» **Assignment**
Your answer should repeat every line of the records below in which the word "this" appears.

===== Supplied records

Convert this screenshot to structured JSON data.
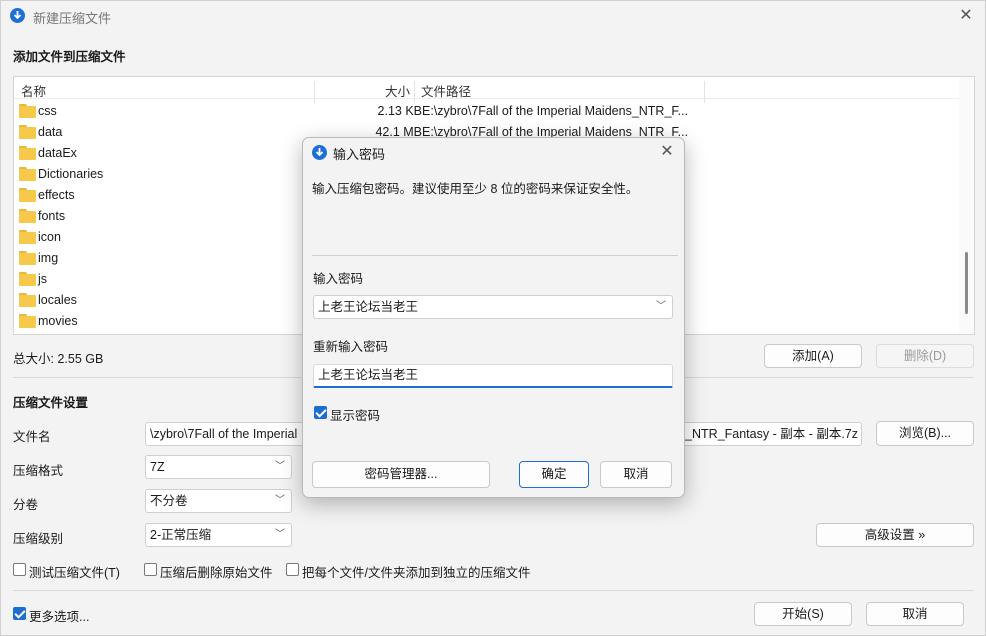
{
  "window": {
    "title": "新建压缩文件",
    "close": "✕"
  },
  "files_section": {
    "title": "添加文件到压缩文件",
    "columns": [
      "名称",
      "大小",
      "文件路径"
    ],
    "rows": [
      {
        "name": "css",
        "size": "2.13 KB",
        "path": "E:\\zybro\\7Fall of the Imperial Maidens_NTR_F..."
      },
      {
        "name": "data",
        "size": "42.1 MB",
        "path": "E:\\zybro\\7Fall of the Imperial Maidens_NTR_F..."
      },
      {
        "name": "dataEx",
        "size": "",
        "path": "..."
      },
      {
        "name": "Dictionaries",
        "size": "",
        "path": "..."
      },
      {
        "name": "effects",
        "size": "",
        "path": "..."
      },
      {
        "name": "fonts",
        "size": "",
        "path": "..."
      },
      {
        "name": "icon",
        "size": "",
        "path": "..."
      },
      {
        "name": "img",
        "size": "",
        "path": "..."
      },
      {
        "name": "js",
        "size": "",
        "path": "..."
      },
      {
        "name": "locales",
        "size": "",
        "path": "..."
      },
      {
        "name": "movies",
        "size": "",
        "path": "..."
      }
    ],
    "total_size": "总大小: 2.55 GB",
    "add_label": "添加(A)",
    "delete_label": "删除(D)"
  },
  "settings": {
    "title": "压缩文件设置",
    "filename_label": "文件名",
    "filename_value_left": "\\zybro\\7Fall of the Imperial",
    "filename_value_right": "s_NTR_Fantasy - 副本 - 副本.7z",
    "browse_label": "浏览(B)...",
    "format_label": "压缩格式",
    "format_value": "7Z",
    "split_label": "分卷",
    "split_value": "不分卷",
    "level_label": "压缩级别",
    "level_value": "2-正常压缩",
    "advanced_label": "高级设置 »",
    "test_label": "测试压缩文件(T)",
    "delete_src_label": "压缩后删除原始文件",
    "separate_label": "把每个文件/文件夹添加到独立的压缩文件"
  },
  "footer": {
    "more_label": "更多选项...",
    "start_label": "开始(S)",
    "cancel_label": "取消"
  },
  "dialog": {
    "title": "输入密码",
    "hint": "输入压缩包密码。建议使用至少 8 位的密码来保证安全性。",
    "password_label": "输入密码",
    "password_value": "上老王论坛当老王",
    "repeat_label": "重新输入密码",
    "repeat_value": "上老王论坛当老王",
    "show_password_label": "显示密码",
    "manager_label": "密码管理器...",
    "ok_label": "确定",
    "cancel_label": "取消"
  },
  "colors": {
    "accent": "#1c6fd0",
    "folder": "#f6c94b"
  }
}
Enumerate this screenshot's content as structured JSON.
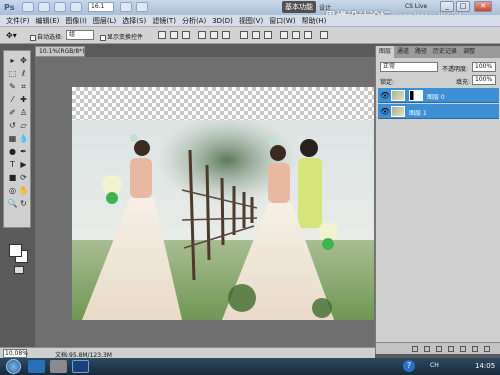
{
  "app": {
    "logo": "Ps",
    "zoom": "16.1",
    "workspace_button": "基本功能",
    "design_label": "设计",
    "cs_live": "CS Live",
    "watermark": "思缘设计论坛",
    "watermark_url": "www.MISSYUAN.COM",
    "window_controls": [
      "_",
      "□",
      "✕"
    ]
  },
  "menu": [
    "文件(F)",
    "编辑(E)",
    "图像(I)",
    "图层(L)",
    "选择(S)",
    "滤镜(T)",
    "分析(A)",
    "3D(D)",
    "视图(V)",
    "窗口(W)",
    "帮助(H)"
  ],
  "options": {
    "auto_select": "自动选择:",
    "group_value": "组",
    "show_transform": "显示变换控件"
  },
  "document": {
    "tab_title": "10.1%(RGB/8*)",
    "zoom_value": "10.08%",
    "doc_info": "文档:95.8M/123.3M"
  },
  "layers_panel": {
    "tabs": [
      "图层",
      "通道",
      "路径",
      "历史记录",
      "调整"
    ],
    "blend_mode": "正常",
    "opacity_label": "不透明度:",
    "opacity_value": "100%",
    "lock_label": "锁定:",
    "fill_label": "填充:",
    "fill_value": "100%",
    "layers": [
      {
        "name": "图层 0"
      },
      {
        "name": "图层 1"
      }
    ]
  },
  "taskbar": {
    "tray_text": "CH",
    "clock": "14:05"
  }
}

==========

» **Expected answer**
Convert this screenshot to structured JSON data.
Enumerate this screenshot's content as structured JSON.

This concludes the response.